Ride report 2: from the Alps to the Pyrenees
Monday 9 July: Rest Day 1
Q: What do you do on your first rest day when you’re cycling the Tour de France one day ahead?
A: Watch other people cycling, of course!
A relaxing day spent in Arc et Senans watching the pros warm up and set off on the Time Trial… Couldn’t miss Wiggo in his yellow skin suit! Then a good opportunity for some extra pummelling from Lisa. Think they’re all agreed about what a difference it’s made having her as part of the One Day Ahead support team.
Tuesday 10 July: Stage 10 Mâcon – Bellegarde sur Valserine
The fab four had to grit their teeth this morning knowing they were to face the uncategorised climb of the Col du Grand Colombier – but not until they’d already pedalled over 130km. ‘Brutal’ – Jamie’s adjective – it certainly was. Tired legs took their toll on everyone – but by the time they were on the descent, they had also passed the halfway marker for the entire Tour, and that’s enough to lift anyone’s spirits, isn’t it?
Wednesday 11 July: Stage 11 Albertville – La Toussuire
Today’s adjective, selected by Mick, was ‘gruesome’. Well, he freely admits he’s not built like a climber, but even seasoned grimpeurs would draw a deep breath at the prospect of this unrelenting series of four stiff climbs. Not the longest stage at 148km but inch for inch probably the slowest so far. So what happened? Well, they just got stuck in, climbed at their own pace, waited for each other at the bottom of each descent and somehow, 7.5 hours later, reached La Toussuire.
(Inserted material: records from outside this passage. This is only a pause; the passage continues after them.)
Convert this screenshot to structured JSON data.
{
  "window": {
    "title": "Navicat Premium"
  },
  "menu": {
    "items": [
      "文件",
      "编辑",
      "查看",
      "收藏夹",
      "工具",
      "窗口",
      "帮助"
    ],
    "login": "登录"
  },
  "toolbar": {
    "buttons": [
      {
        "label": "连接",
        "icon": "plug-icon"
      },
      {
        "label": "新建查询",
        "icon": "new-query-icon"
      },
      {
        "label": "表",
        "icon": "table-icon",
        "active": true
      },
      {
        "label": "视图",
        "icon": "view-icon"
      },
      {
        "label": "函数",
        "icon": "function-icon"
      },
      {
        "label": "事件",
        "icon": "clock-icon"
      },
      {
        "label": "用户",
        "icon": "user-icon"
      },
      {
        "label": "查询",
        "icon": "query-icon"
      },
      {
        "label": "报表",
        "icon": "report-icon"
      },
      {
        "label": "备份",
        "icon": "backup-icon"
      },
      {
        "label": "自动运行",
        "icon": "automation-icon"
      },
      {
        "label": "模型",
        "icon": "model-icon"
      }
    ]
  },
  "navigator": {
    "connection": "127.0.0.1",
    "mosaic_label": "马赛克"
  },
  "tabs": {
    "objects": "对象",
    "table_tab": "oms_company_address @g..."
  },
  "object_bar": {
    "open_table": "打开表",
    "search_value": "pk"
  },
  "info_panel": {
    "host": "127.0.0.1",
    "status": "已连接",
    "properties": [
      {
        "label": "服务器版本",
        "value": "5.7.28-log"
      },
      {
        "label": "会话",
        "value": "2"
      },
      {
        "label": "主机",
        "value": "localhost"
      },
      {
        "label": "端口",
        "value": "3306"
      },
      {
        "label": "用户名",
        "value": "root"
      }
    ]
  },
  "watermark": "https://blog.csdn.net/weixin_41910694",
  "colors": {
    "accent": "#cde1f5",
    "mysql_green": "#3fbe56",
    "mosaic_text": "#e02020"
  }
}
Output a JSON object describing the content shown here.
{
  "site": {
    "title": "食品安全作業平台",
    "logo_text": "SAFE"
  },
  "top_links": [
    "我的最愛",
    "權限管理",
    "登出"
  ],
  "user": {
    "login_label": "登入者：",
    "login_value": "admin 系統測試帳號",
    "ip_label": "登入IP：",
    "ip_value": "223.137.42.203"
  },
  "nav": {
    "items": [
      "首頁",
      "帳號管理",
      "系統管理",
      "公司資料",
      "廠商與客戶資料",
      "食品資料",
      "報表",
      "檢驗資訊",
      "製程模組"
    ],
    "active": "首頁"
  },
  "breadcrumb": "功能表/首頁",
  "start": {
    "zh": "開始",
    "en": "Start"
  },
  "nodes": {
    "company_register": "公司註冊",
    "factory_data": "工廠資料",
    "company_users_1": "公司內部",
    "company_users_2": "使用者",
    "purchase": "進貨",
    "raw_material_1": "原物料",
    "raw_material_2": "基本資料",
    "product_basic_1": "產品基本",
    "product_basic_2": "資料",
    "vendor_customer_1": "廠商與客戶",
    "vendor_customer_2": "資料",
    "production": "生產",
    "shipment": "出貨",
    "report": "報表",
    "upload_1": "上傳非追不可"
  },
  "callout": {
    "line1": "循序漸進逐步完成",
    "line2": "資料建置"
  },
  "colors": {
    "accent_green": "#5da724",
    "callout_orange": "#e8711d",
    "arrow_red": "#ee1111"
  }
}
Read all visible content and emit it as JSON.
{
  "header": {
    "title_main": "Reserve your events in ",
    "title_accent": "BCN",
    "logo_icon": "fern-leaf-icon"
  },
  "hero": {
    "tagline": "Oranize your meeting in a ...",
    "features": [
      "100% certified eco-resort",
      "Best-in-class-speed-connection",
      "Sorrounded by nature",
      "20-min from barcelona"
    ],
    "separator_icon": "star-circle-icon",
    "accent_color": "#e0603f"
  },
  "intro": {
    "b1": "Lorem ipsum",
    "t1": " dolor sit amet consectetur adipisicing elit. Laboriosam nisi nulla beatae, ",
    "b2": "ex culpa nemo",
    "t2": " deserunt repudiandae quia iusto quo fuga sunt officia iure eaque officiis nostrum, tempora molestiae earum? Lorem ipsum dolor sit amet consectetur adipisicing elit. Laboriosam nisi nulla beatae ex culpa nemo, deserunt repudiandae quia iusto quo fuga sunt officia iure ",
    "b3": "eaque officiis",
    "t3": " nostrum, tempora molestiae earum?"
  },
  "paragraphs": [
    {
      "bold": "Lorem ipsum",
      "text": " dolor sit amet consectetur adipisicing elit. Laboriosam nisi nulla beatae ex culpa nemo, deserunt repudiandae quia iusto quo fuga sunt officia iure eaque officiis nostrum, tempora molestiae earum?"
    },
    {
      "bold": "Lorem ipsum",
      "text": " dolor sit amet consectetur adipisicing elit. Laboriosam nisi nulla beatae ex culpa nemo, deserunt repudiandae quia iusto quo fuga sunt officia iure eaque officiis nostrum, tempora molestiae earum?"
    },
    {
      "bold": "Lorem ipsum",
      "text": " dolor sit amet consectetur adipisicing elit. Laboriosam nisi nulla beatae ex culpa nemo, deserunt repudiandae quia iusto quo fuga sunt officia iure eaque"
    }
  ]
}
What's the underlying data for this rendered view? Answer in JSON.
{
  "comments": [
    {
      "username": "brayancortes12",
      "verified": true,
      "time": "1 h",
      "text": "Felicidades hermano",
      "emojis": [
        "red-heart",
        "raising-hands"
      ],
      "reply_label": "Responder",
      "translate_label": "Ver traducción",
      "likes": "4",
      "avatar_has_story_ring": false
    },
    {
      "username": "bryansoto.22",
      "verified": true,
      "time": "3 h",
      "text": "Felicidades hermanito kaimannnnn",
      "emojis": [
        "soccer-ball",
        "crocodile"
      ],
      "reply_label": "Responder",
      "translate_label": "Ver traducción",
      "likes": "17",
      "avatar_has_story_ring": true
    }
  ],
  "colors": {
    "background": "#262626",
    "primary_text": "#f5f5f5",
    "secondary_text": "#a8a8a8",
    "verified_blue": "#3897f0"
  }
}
Chapeau!
Thursday 12 July: Stage 12 Saint Jean de Maurienne – Annonay Davézieux
The longest stage of the entire Tour at 226km, with two Category 1 climbs in the first 80km. (The following day Cav remarked that the first half of this stage was ‘as close to hell as you can get’!) Hardly surprising then that the team ‘grovelled’ (Mick’s word!) up the Col du Granier. With the descent out of the way, they hit a psychological low, the first time they’d really felt the One Day Ahead challenge could get the better of them. It was 4pm CET and there was still nearly 140km to cycle… But somehow they picked themselves up, dusted themselves down, and managed to average 35kph over the next 110km, after which they ‘flew up’ the Category 3 Côte d’Ardoix and rolled over the finish line with a collective sigh of relief.
Friday 13 July: Stage 13 Saint Paul Trois Châteaux – le Cap d’Agde
A very different stage – mainly pretty flat, but with strong headwinds to contend with along the coast and blistering sunshine bearing down on the riders. (Adnan well in the lead, apparently, in the tan lines competition.) Mick put in some big turns on the front and the completion of this particular stage meant two-thirds of the total distance was now behind them…
This might be a good point to mention FOOD! Just in case anyone was wondering, yes they have been stopping en route to re-fuel. Great logistical work by the support team to make sure sandwiches, pizza, energy drinks and bars were available in the motor homes at the rendezvous points. Forget the distant figure waving a musette – look out for the mobile diners!
Saturday 14 July: Stage 14 Limoux – Foix
The Alps were tough… but then came the Pyrenees. Certainly the worst day yet as far as the weather was concerned, this stage really was horrific. For a start, there were the headwinds, the lashing rainstorms, poor visibility and chilling temperatures. Jamie and Adnan had a crash (no injuries, thanks goodness) and Adnan broke a wheel. And then there was The Wall… the 1,375m Mur de Péguère which boasts some 18% gradients. But hey, the end is in sight: one more week and Jamie, Chris Adnan and Mick should be negotiating the mad Parisian traffic. Surely that’s a thought to keep you going for six more stages…